Here are 15 – OK, 17 – of the records that I dug the most in 1976 (and that were released that year), along with their release dates. I suspect I got nearly all of them at Backstreet, though I distinctly remember buying one at a tiny record shop on Avenue U, across from Kings Plaza mall ("Rock and Roll Over").
What they tell me, too, is that while I didn't have the most refined tastes yet – I didn't discover Patti Smith's "Radio Ethiopia" or Bowie's "Station to Station" for another year or two, for example – my inclinations weren't half bad for a little kid, either.
- Bob Dylan – Desire (Jan. 5)
- Peter Frampton – Frampton Comes Alive! (Jan. 6)
- KISS – Destroyer (March 15)
- Wings – At the Speed of Sound (March 31)
- Rolling Stones – Black and Blue (April 23)
- Steve Miller Band – Fly Like An Eagle (May 29)
- The Beatles – Rock and Roll Music (June 7)
- Beach Boys – 15 Big Ones (June 28)
- Rod Stewart – A Night On the Town (June 28)
- Jefferson Starship – Spitfire (June 28)
- Ringo Starr – Ringo's Rotogravure (Sept. 17)
- Led Zeppelin – The Song Remains the Same (Sept. 28)
- Stevie Wonder – Songs in the Key of Life (Sept. 28)
- KISS – Rock and Roll Over (Nov. 11)
- George Harrison – Thirty-Three & A Third (Nov. 19)
- The Eagles – Hotel California (Dec. 8)
- Wings – Wings Over America (Dec. 10)
All these years later, I don't own many of these records any more, though, for the most part, I wouldn't be ashamed to. Some, like Dylan's "Desire" and Wonder's "Songs in the Key of Life," remain my favorite works by their makers.
1976, it seems, wasn't a bad time to be 10 and into rock and roll.
Born in Brooklyn, N.Y., where he lived until he was 17, Bobby received his BA-Mass Communications from UWM in 1989 and has lived in Walker's Point, Bay View, Enderis Park, South Milwaukee and on the East Side.
He has published three non-fiction books in Italy – including one about an event in Milwaukee history, which was published in the U.S. in autumn 2010. Four more books, all about Milwaukee, have been published by The History Press.

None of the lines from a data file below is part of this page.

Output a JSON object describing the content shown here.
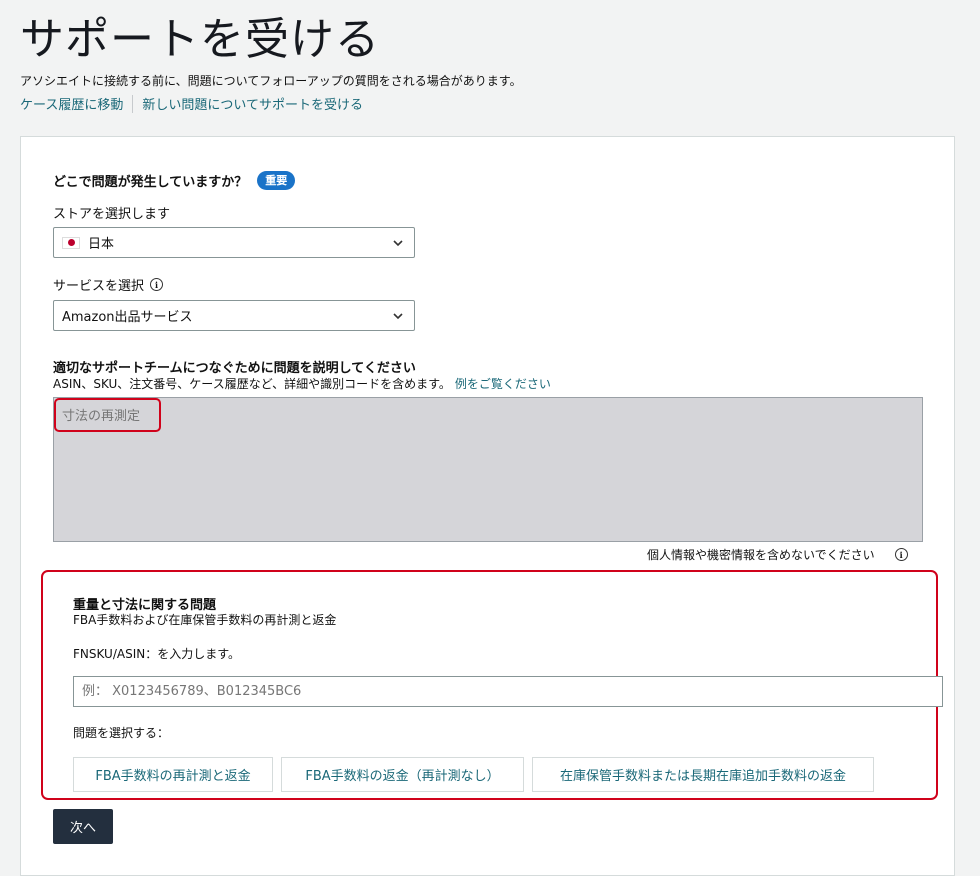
{
  "header": {
    "title": "サポートを受ける",
    "subtitle": "アソシエイトに接続する前に、問題についてフォローアップの質問をされる場合があります。",
    "links": [
      "ケース履歴に移動",
      "新しい問題についてサポートを受ける"
    ]
  },
  "form": {
    "question_label": "どこで問題が発生していますか？",
    "badge": "重要",
    "store_label": "ストアを選択します",
    "store_value": "日本",
    "service_label": "サービスを選択",
    "service_value": "Amazon出品サービス",
    "description_title": "適切なサポートチームにつなぐために問題を説明してください",
    "description_hint": "ASIN、SKU、注文番号、ケース履歴など、詳細や識別コードを含めます。",
    "description_example_link": "例をご覧ください",
    "description_value": "寸法の再測定",
    "privacy_note": "個人情報や機密情報を含めないでください"
  },
  "issue": {
    "title": "重量と寸法に関する問題",
    "subtitle": "FBA手数料および在庫保管手数料の再計測と返金",
    "fnsku_label": "FNSKU/ASIN：を入力します。",
    "fnsku_placeholder": "例： X0123456789、B012345BC6",
    "select_label": "問題を選択する：",
    "options": [
      "FBA手数料の再計測と返金",
      "FBA手数料の返金（再計測なし）",
      "在庫保管手数料または長期在庫追加手数料の返金"
    ]
  },
  "next_button": "次へ",
  "colors": {
    "accent_link": "#1a6878",
    "badge": "#1a73c8",
    "highlight": "#d0021b",
    "primary_button": "#232f3e"
  },
  "icons": [
    "japan-flag-icon",
    "chevron-down-icon",
    "info-icon"
  ]
}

With his most recent band, The Yell Leaders, Bobby released four LPs and had a songs featured in episodes of TV's "Party of Five" and "Dawson's Creek," and films in Japan, South America and the U.S. The Yell Leaders were named the best unsigned band in their region by VH-1 as part of its Rock Across America 1998 Tour. Most recently, the band contributed tracks to a UK vinyl/CD tribute to the Redskins and collaborated on a track with Italian novelist Enrico Remmert.

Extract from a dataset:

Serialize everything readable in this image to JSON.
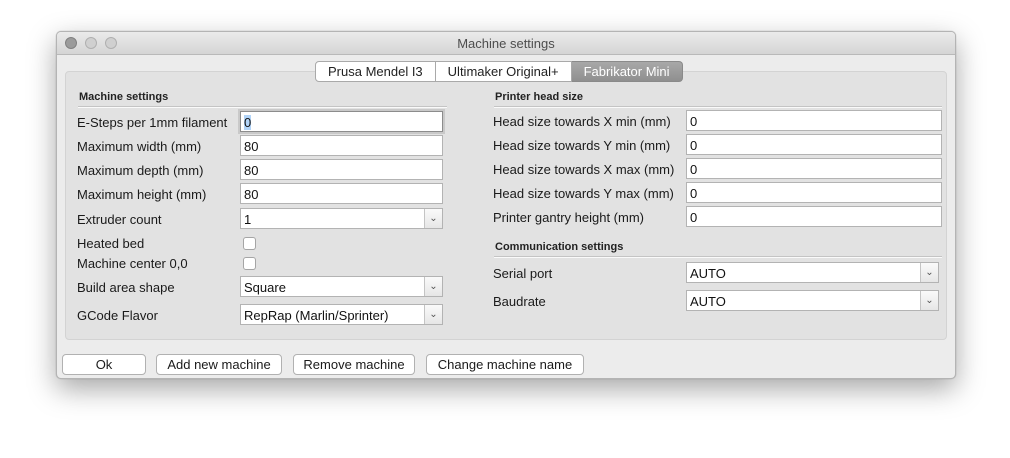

He's produced three installments of the "OMCD" series of local music compilations for OnMilwaukee.com and in 2007 produced a CD of Italian music and poetry.
In 2005, he was awarded the City of Asti's (Italy) Journalism Prize for his work focusing on that area. He has also won awards from the Milwaukee Press Club.
He can be heard weekly on 88Nine Radio Milwaukee talking about his "Urban Spelunking" series of stories.